Rosewood has long been infamous, but Wilmington came first and was even more devastating in its effects.
In 1898, Wilmington was North Carolina's largest city, with a majority black population, a thriving black middle class and a biracial Republican-Populist fusion government. On November 10, an armed mob of Democrat-backed white supremacists opened fire on African-American neighborhoods, slaughtering hundreds and driving thousands out of the city for good.
In a five-year passion project that consumed all his resources, director Christopher Everett amassed rare photographs, original research and testimonies from historians and descendants of the victims to uncover a shocking event that marked a turning point in the politics of the post-Reconstruction South.
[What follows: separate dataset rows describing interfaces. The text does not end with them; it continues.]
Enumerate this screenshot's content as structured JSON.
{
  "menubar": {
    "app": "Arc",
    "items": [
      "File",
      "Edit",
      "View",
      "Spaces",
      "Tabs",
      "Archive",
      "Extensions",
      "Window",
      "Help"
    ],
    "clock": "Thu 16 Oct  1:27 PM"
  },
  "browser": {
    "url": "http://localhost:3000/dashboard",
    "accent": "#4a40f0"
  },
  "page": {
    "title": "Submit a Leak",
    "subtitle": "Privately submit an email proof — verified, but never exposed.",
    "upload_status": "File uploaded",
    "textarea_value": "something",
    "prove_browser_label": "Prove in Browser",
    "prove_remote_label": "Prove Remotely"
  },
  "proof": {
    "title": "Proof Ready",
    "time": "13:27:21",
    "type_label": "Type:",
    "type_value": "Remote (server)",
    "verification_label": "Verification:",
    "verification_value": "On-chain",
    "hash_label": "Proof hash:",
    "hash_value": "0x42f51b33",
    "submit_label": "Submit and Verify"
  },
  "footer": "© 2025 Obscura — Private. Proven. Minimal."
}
Learn more about the film here.
Join us for a FREE screening plus a Q&A with the director at Anchorlight in Raleigh.
The event is part of the community programming around artist Dare Coulter's exhibition at Anchorlight called "Right Before We Fly," which is a sculptural installation that focuses on our audacity to dream beyond the limitations that are set before us.
About "Right Before We Fly"
Dare Coulter's "Right Before We Fly" is the first exhibition produced through the Black On Black Project's Jo Ann Williams Artist Fellowship and is on view at Anchorlight in Raleigh until March 31.